Originally Posted by Capt.Bill11
What's the point?
Originally Posted by Marin
Good question. Aside from the desire to do something oneself just for the challenge, it seems a lot of work just to get to the same place I can get to on my iPad with a couple of screen taps and then slide the timeline to see what the tide will be at any point during the 24 hour period.
Because I wanted to. I felt the learning experience was worth it. Sure, I have 3rd party software as well, but I wanted a tool to explore the CHS Canadian Tide and Current Tables in more detail and I was unable to find a spreadsheet template for this purpose on the internet.

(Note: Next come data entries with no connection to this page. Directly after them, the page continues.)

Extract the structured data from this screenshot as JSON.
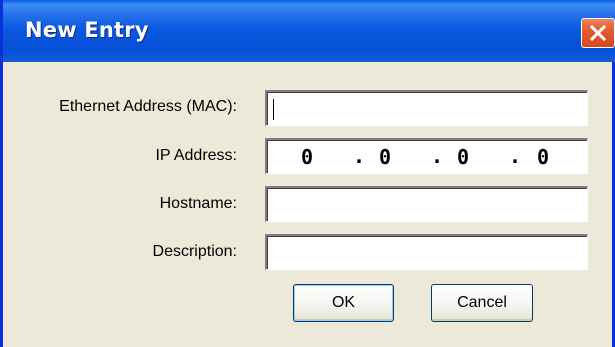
{
  "window": {
    "title": "New Entry"
  },
  "form": {
    "mac": {
      "label": "Ethernet Address (MAC):",
      "value": ""
    },
    "ip": {
      "label": "IP Address:",
      "octets": [
        "0",
        "0",
        "0",
        "0"
      ],
      "separator": "."
    },
    "hostname": {
      "label": "Hostname:",
      "value": ""
    },
    "description": {
      "label": "Description:",
      "value": ""
    }
  },
  "buttons": {
    "ok": "OK",
    "cancel": "Cancel"
  },
  "colors": {
    "titlebar": "#0a5ae0",
    "window_bg": "#ece9d8",
    "close_button": "#e35b2f"
  },
  "icons": {
    "close": "close-icon"
  }
}
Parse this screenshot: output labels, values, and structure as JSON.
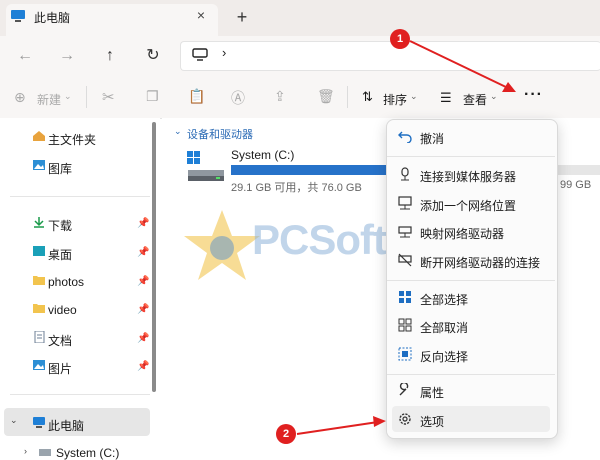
{
  "window": {
    "tab_title": "此电脑",
    "tab_close": "×",
    "new_tab": "+"
  },
  "address": {
    "chevron": "›"
  },
  "toolbar": {
    "new_label": "新建",
    "sort_label": "排序",
    "view_label": "查看",
    "more": "···"
  },
  "sidebar": {
    "items": [
      {
        "label": "主文件夹",
        "icon": "home-icon"
      },
      {
        "label": "图库",
        "icon": "gallery-icon"
      },
      {
        "label": "下载",
        "icon": "download-icon",
        "pinned": true
      },
      {
        "label": "桌面",
        "icon": "desktop-icon",
        "pinned": true
      },
      {
        "label": "photos",
        "icon": "folder-icon",
        "pinned": true
      },
      {
        "label": "video",
        "icon": "folder-icon",
        "pinned": true
      },
      {
        "label": "文档",
        "icon": "document-icon",
        "pinned": true
      },
      {
        "label": "图片",
        "icon": "picture-icon",
        "pinned": true
      },
      {
        "label": "此电脑",
        "icon": "computer-icon"
      },
      {
        "label": "System (C:)",
        "icon": "drive-icon"
      }
    ]
  },
  "content": {
    "group_header": "设备和驱动器",
    "drive": {
      "name": "System (C:)",
      "free_text": "29.1 GB 可用，共 76.0 GB",
      "used_fraction": 0.617,
      "right_text": "99 GB"
    }
  },
  "watermark": {
    "text": "PCSofter"
  },
  "menu": {
    "items": [
      {
        "label": "撤消",
        "icon": "undo-icon"
      },
      {
        "label": "连接到媒体服务器",
        "icon": "media-server-icon"
      },
      {
        "label": "添加一个网络位置",
        "icon": "network-location-icon"
      },
      {
        "label": "映射网络驱动器",
        "icon": "map-drive-icon"
      },
      {
        "label": "断开网络驱动器的连接",
        "icon": "disconnect-drive-icon"
      },
      {
        "label": "全部选择",
        "icon": "select-all-icon"
      },
      {
        "label": "全部取消",
        "icon": "select-none-icon"
      },
      {
        "label": "反向选择",
        "icon": "invert-selection-icon"
      },
      {
        "label": "属性",
        "icon": "properties-icon"
      },
      {
        "label": "选项",
        "icon": "options-icon"
      }
    ]
  },
  "annotations": {
    "badge_1": "1",
    "badge_2": "2"
  },
  "colors": {
    "accent": "#2672c9",
    "arrow": "#e02020"
  }
}
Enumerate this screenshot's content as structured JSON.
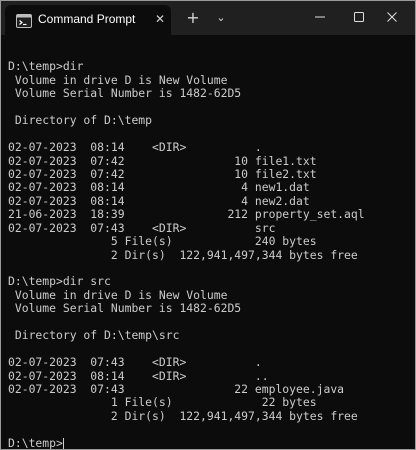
{
  "window": {
    "title": "Command Prompt",
    "tab_close_glyph": "✕",
    "new_tab_glyph": "+",
    "dropdown_glyph": "⌄"
  },
  "terminal": {
    "lines": [
      "",
      "D:\\temp>dir",
      " Volume in drive D is New Volume",
      " Volume Serial Number is 1482-62D5",
      "",
      " Directory of D:\\temp",
      "",
      "02-07-2023  08:14    <DIR>          .",
      "02-07-2023  07:42                10 file1.txt",
      "02-07-2023  07:42                10 file2.txt",
      "02-07-2023  08:14                 4 new1.dat",
      "02-07-2023  08:14                 4 new2.dat",
      "21-06-2023  18:39               212 property_set.aql",
      "02-07-2023  07:43    <DIR>          src",
      "               5 File(s)            240 bytes",
      "               2 Dir(s)  122,941,497,344 bytes free",
      "",
      "D:\\temp>dir src",
      " Volume in drive D is New Volume",
      " Volume Serial Number is 1482-62D5",
      "",
      " Directory of D:\\temp\\src",
      "",
      "02-07-2023  07:43    <DIR>          .",
      "02-07-2023  08:14    <DIR>          ..",
      "02-07-2023  07:43                22 employee.java",
      "               1 File(s)             22 bytes",
      "               2 Dir(s)  122,941,497,344 bytes free",
      ""
    ],
    "prompt": "D:\\temp>"
  }
}
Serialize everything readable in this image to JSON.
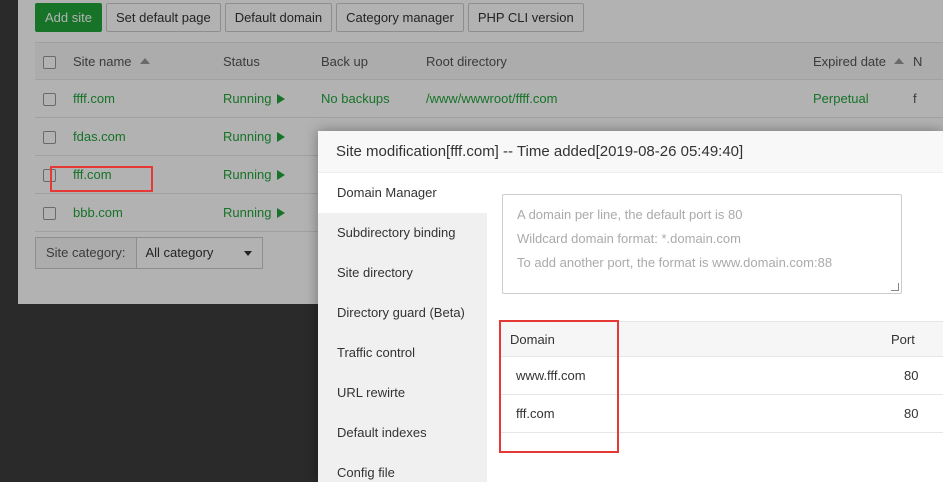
{
  "toolbar": {
    "add_site": "Add site",
    "set_default_page": "Set default page",
    "default_domain": "Default domain",
    "category_manager": "Category manager",
    "php_cli_version": "PHP CLI version"
  },
  "table": {
    "headers": {
      "site_name": "Site name",
      "status": "Status",
      "back_up": "Back up",
      "root_directory": "Root directory",
      "expired_date": "Expired date",
      "more": "N"
    },
    "rows": [
      {
        "name": "ffff.com",
        "status": "Running",
        "backup": "No backups",
        "root": "/www/wwwroot/ffff.com",
        "expired": "Perpetual",
        "more": "f"
      },
      {
        "name": "fdas.com",
        "status": "Running",
        "backup": "",
        "root": "",
        "expired": "",
        "more": ""
      },
      {
        "name": "fff.com",
        "status": "Running",
        "backup": "",
        "root": "",
        "expired": "",
        "more": ""
      },
      {
        "name": "bbb.com",
        "status": "Running",
        "backup": "",
        "root": "",
        "expired": "",
        "more": ""
      }
    ]
  },
  "category": {
    "label": "Site category:",
    "selected": "All category"
  },
  "modal": {
    "title": "Site modification[fff.com] -- Time added[2019-08-26 05:49:40]",
    "nav": [
      "Domain Manager",
      "Subdirectory binding",
      "Site directory",
      "Directory guard (Beta)",
      "Traffic control",
      "URL rewirte",
      "Default indexes",
      "Config file"
    ],
    "domain_input": {
      "placeholder_lines": [
        "A domain per line, the default port is 80",
        "Wildcard domain format: *.domain.com",
        "To add another port, the format is www.domain.com:88"
      ]
    },
    "domain_table": {
      "col_domain": "Domain",
      "col_port": "Port",
      "rows": [
        {
          "domain": "www.fff.com",
          "port": "80"
        },
        {
          "domain": "fff.com",
          "port": "80"
        }
      ]
    }
  },
  "colors": {
    "accent_green": "#20a53a",
    "highlight_red": "#e53935"
  }
}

Also, I have a sense that the 3rd party software may use Alaskan tidal stations for reference to predict Central Area Tides and Currents, rather than the CHS reference stations.
I now have a working model that is robust to changes in inputs. No, I didn't use anything fancy such as rigorous time series analysis. Such an analysis is only useful with large historical time series (50-100 years of tidal records). So I developed a simple model for a single day, using the daily tide tables published by CHS.
h = h1 + (h2 - h1)[(cosA + 1)/2],
where A = π([(t - t1)/(t2 - t1)] + 1) radians
(Australian Hydrographic Service).
h1 = height from tide table at time t1
h2 = height from tide table at time t2
h...hn = incremental height at time t....tn (to be calculated between h1 and h2)
The model can also be used for currents by substituting tidal height with current in knots (+/-). The prediction model for currents shows some bias in estimates of “time of slack water”, with deviation of +/- 2-15 minutes, with increasing bias with increased time interval between peak current. This is probably due to the model’s inability to capture the correct asymmetry inherent in CHS predictions. The prediction model for tidal height appears to be reasonable for most purposes.